## YOUR OBJECTIVE
Extract each line from the entries below that has the string "then" in it.

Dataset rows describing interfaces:

--- --- ---

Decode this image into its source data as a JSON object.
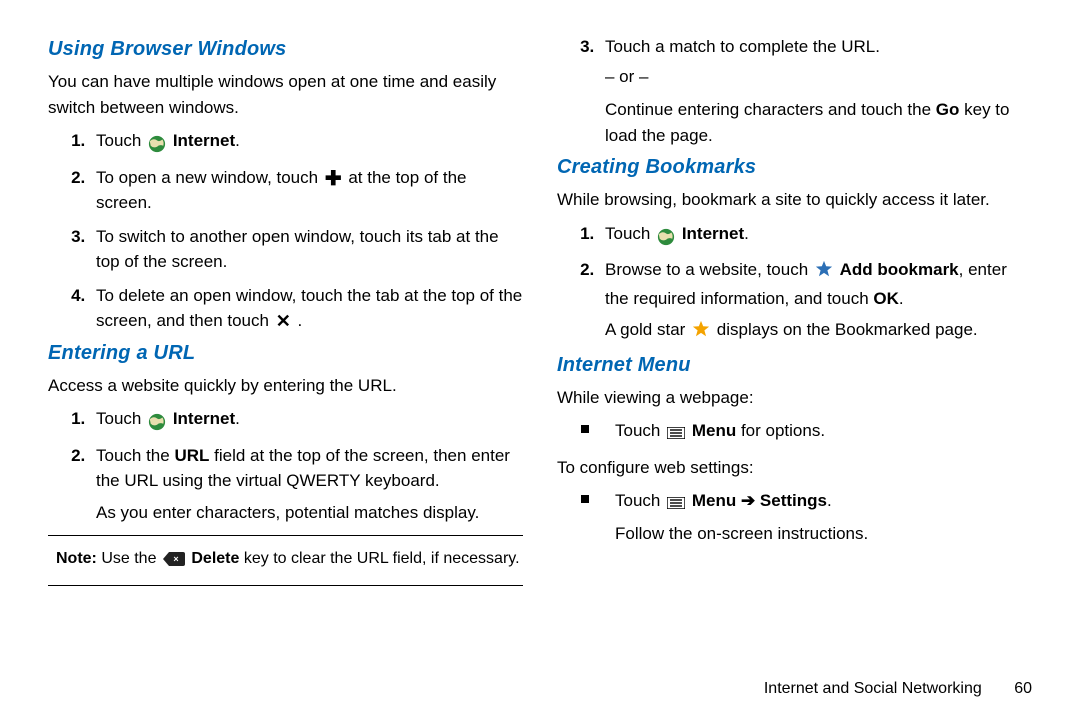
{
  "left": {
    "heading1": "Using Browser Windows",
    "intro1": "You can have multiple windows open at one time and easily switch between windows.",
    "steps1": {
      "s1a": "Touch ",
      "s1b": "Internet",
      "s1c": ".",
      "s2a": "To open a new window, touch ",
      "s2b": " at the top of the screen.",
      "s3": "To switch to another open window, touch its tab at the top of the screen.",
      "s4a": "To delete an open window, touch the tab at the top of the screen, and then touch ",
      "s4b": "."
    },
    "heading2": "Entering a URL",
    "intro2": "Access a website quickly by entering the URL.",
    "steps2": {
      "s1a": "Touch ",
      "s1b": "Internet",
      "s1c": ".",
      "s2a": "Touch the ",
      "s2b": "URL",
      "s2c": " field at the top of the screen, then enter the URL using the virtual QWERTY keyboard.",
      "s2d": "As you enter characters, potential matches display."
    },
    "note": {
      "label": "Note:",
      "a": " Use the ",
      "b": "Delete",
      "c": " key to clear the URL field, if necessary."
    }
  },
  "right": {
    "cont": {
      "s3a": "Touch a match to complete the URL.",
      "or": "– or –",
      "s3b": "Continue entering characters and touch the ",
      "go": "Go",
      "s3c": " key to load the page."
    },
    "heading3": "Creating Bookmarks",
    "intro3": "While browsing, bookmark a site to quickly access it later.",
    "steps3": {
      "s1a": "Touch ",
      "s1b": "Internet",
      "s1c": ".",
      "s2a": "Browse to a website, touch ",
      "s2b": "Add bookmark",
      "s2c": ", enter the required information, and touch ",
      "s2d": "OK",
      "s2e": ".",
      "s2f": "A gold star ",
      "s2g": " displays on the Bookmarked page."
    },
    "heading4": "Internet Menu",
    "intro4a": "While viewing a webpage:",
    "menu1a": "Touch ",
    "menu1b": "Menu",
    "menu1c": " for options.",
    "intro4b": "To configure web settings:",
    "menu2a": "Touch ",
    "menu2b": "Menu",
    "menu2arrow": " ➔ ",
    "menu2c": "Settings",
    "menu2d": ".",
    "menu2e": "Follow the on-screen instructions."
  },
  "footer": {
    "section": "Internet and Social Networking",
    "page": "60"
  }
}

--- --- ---

## WRITTEN RESPONSE
      "s4a": "To delete an open window, touch the tab at the top of the screen, and then touch ",
      "s2c": " field at the top of the screen, then enter the URL using the virtual QWERTY keyboard.",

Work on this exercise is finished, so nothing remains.